How is there a violet in the visible spectrum?


I heard that the violet in rainbow is only created because the bottom blue coincides with another inner rainbow’s top red. I forgot where I heard it but it sounds logical.

Whenever I see the EM spectrum, it always goes from red to green to blue then to VIOLET which I don’t know how it got there. What bothers me more is how there’s an infraRED and then it goes ultraVIOLET.

I remember in preschool that red + blue = violet so where did the red from the violet part of the spectrum comes from?

In: Physics

Violet is at the edge of the spectrum, with a wavelength of 380-450 nm.

Infrared and ultraviolet are just past opposite edges of the visible spectrum. Infrared means “below red” while ultraviolet means “beyond violet”. It doesn’t go from infrared to ultraviolet.

Mixing red and blue results in a similar color because of the way our eyes work. We can’t actually “see” every color – our eyes have 3 types of “color detecting cells” (i.e. cone cells), each is most sensitive to a specific range of wavelengths, so whatever color we can see is a combination of how sensitive each of these cell types to the specific color. In the brain, a combination of red and blue creates a color which is similar to the one created when you see violet.

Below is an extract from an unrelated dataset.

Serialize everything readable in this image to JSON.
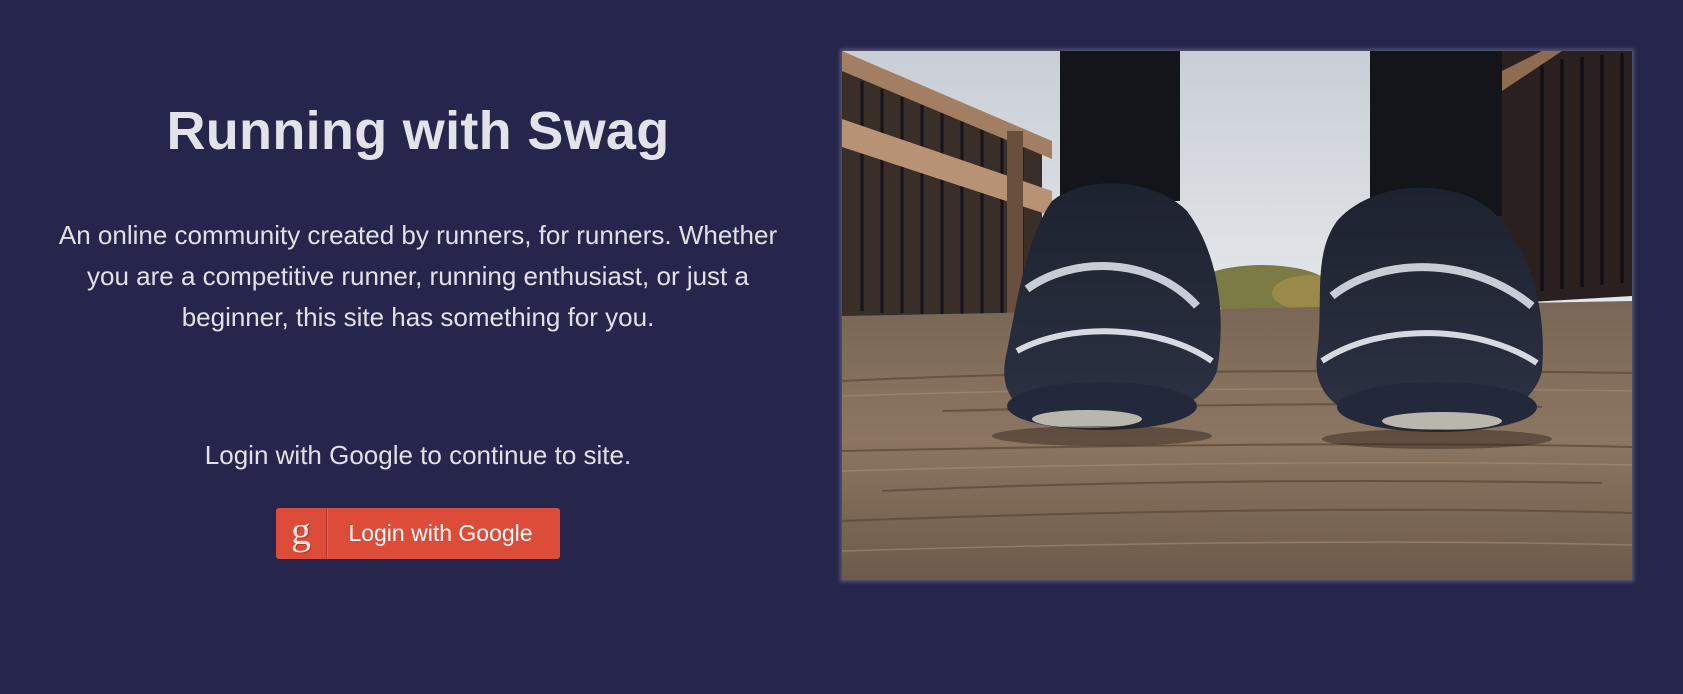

Mixing light and mixing pigments do not have the same effect. Mixing red, yellow, and blue paints will get you a dark muddy mess. Mixing red, green, and blue light will get you white light. So the mixing of blue light from one rainbow and red from another is completely incorrect.

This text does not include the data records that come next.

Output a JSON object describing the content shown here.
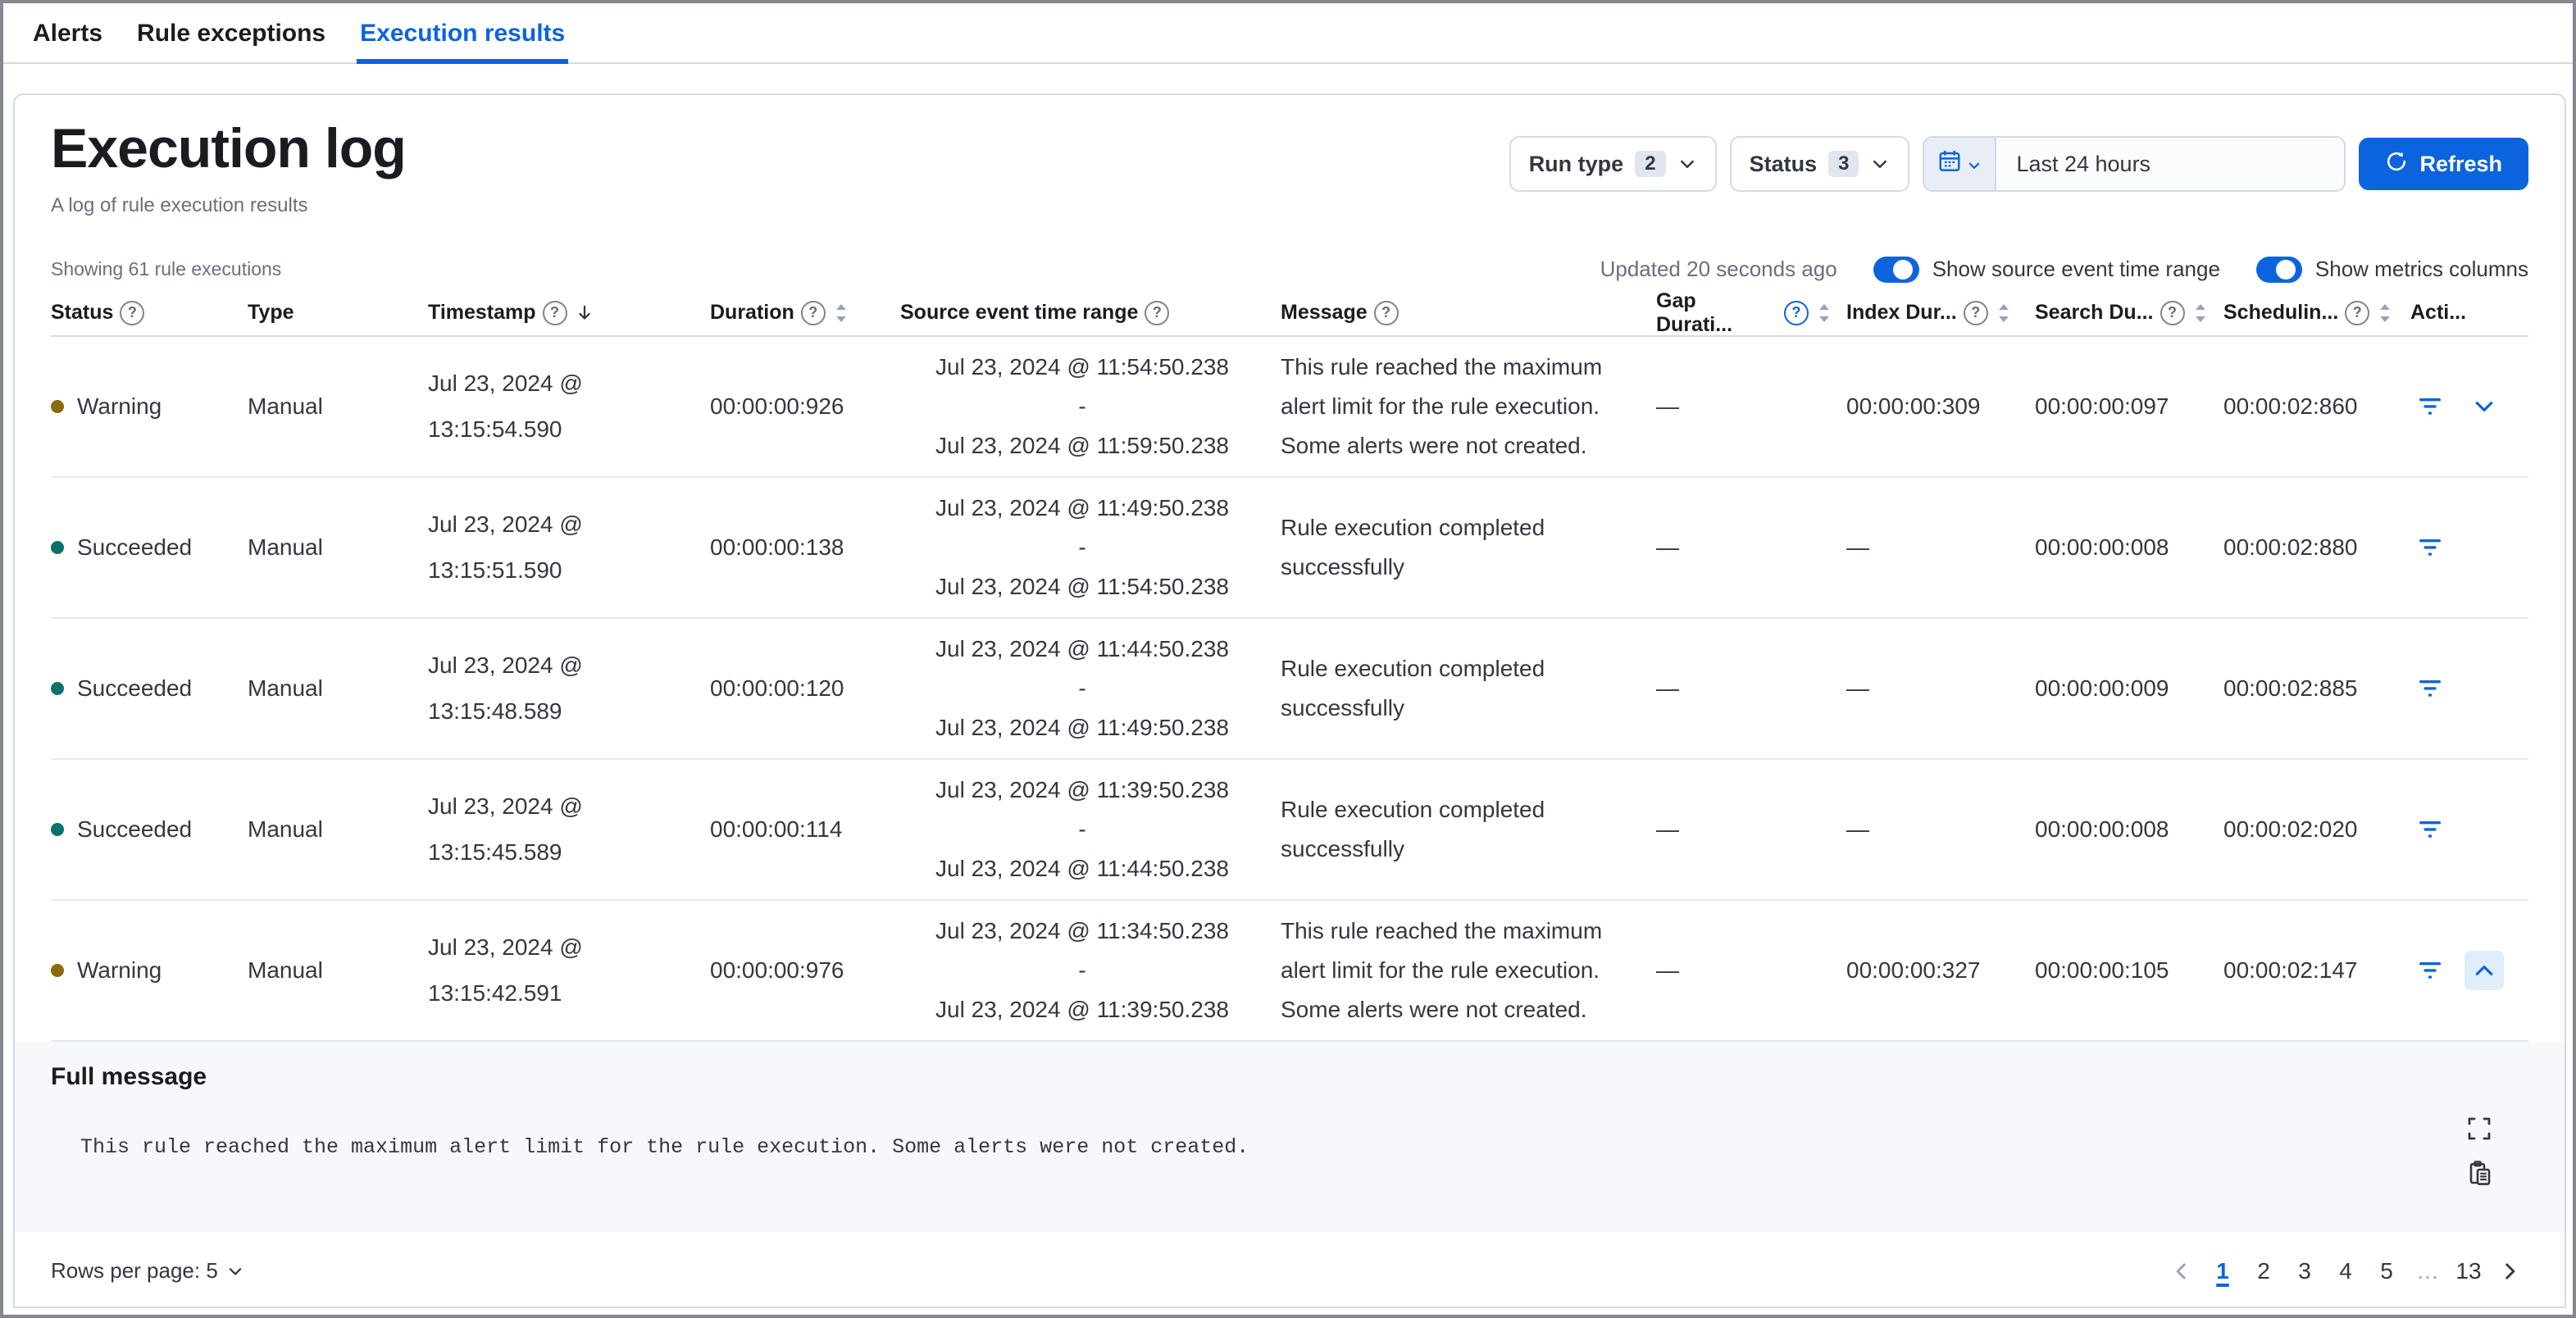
{
  "tabs": [
    {
      "label": "Alerts",
      "active": false
    },
    {
      "label": "Rule exceptions",
      "active": false
    },
    {
      "label": "Execution results",
      "active": true
    }
  ],
  "header": {
    "title": "Execution log",
    "subtitle": "A log of rule execution results"
  },
  "filters": {
    "run_type": {
      "label": "Run type",
      "count": "2",
      "icon": "chevron-down-icon"
    },
    "status": {
      "label": "Status",
      "count": "3",
      "icon": "chevron-down-icon"
    },
    "date_range": {
      "value": "Last 24 hours",
      "icon": "calendar-icon"
    },
    "refresh": {
      "label": "Refresh",
      "icon": "refresh-icon"
    }
  },
  "meta": {
    "showing": "Showing 61 rule executions",
    "updated": "Updated 20 seconds ago",
    "toggles": [
      {
        "label": "Show source event time range",
        "on": true
      },
      {
        "label": "Show metrics columns",
        "on": true
      }
    ]
  },
  "table": {
    "range_separator": "-",
    "columns": [
      {
        "label": "Status",
        "help": true
      },
      {
        "label": "Type"
      },
      {
        "label": "Timestamp",
        "help": true,
        "sort": "desc"
      },
      {
        "label": "Duration",
        "help": true,
        "sort": "sortable"
      },
      {
        "label": "Source event time range",
        "help": true
      },
      {
        "label": "Message",
        "help": true
      },
      {
        "label": "Gap Durati...",
        "help": true,
        "help_active": true,
        "sort": "sortable"
      },
      {
        "label": "Index Dur...",
        "help": true,
        "sort": "sortable"
      },
      {
        "label": "Search Du...",
        "help": true,
        "sort": "sortable"
      },
      {
        "label": "Schedulin...",
        "help": true,
        "sort": "sortable"
      },
      {
        "label": "Acti..."
      }
    ],
    "rows": [
      {
        "status": "Warning",
        "status_kind": "warning",
        "type": "Manual",
        "timestamp": [
          "Jul 23, 2024 @",
          "13:15:54.590"
        ],
        "duration": "00:00:00:926",
        "source_start": "Jul 23, 2024 @ 11:54:50.238",
        "source_end": "Jul 23, 2024 @ 11:59:50.238",
        "message": "This rule reached the maximum alert limit for the rule execution. Some alerts were not created.",
        "gap_duration": "—",
        "index_duration": "00:00:00:309",
        "search_duration": "00:00:00:097",
        "scheduling_delay": "00:00:02:860",
        "expandable": true,
        "expanded": false
      },
      {
        "status": "Succeeded",
        "status_kind": "success",
        "type": "Manual",
        "timestamp": [
          "Jul 23, 2024 @",
          "13:15:51.590"
        ],
        "duration": "00:00:00:138",
        "source_start": "Jul 23, 2024 @ 11:49:50.238",
        "source_end": "Jul 23, 2024 @ 11:54:50.238",
        "message": "Rule execution completed successfully",
        "gap_duration": "—",
        "index_duration": "—",
        "search_duration": "00:00:00:008",
        "scheduling_delay": "00:00:02:880",
        "expandable": false,
        "expanded": false
      },
      {
        "status": "Succeeded",
        "status_kind": "success",
        "type": "Manual",
        "timestamp": [
          "Jul 23, 2024 @",
          "13:15:48.589"
        ],
        "duration": "00:00:00:120",
        "source_start": "Jul 23, 2024 @ 11:44:50.238",
        "source_end": "Jul 23, 2024 @ 11:49:50.238",
        "message": "Rule execution completed successfully",
        "gap_duration": "—",
        "index_duration": "—",
        "search_duration": "00:00:00:009",
        "scheduling_delay": "00:00:02:885",
        "expandable": false,
        "expanded": false
      },
      {
        "status": "Succeeded",
        "status_kind": "success",
        "type": "Manual",
        "timestamp": [
          "Jul 23, 2024 @",
          "13:15:45.589"
        ],
        "duration": "00:00:00:114",
        "source_start": "Jul 23, 2024 @ 11:39:50.238",
        "source_end": "Jul 23, 2024 @ 11:44:50.238",
        "message": "Rule execution completed successfully",
        "gap_duration": "—",
        "index_duration": "—",
        "search_duration": "00:00:00:008",
        "scheduling_delay": "00:00:02:020",
        "expandable": false,
        "expanded": false
      },
      {
        "status": "Warning",
        "status_kind": "warning",
        "type": "Manual",
        "timestamp": [
          "Jul 23, 2024 @",
          "13:15:42.591"
        ],
        "duration": "00:00:00:976",
        "source_start": "Jul 23, 2024 @ 11:34:50.238",
        "source_end": "Jul 23, 2024 @ 11:39:50.238",
        "message": "This rule reached the maximum alert limit for the rule execution. Some alerts were not created.",
        "gap_duration": "—",
        "index_duration": "00:00:00:327",
        "search_duration": "00:00:00:105",
        "scheduling_delay": "00:00:02:147",
        "expandable": true,
        "expanded": true
      }
    ]
  },
  "expanded_panel": {
    "title": "Full message",
    "message": "This rule reached the maximum alert limit for the rule execution. Some alerts were not created.",
    "icons": [
      "fullscreen-icon",
      "copy-icon"
    ]
  },
  "footer": {
    "rows_per_page": "Rows per page: 5",
    "pagination": {
      "pages": [
        {
          "label": "1",
          "active": true
        },
        {
          "label": "2"
        },
        {
          "label": "3"
        },
        {
          "label": "4"
        },
        {
          "label": "5"
        },
        {
          "label": "…",
          "ellipsis": true
        },
        {
          "label": "13"
        }
      ]
    }
  },
  "colors": {
    "primary": "#0b64dd",
    "warning_dot": "#8a6a0b",
    "success_dot": "#0b7269",
    "border": "#d3dae6"
  }
}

Visible light is just a very small portion of the electromagnetic spectrum. The different colors are simply different wavelengths. Just as your ears can only hear certain sound wavelengths (can’t hear ultra low sounds or ultra high sounds), your eyes can only detect a portion of the EM Spectrum.

Our perception maps to how activated the cones attributed to three colors are, not directly to the wavelength of incoming light. You can see a full explanation [here]( This becomes quite complex for mixes of wavelengths, but for single wavelengths you can see that it does smoothly activate the red cone, then the green cone, then the blue cone – but at the very end, the red cone is slightly more activated. This is what causes the subjective similarity between violet and a mix of pure blue and pure red.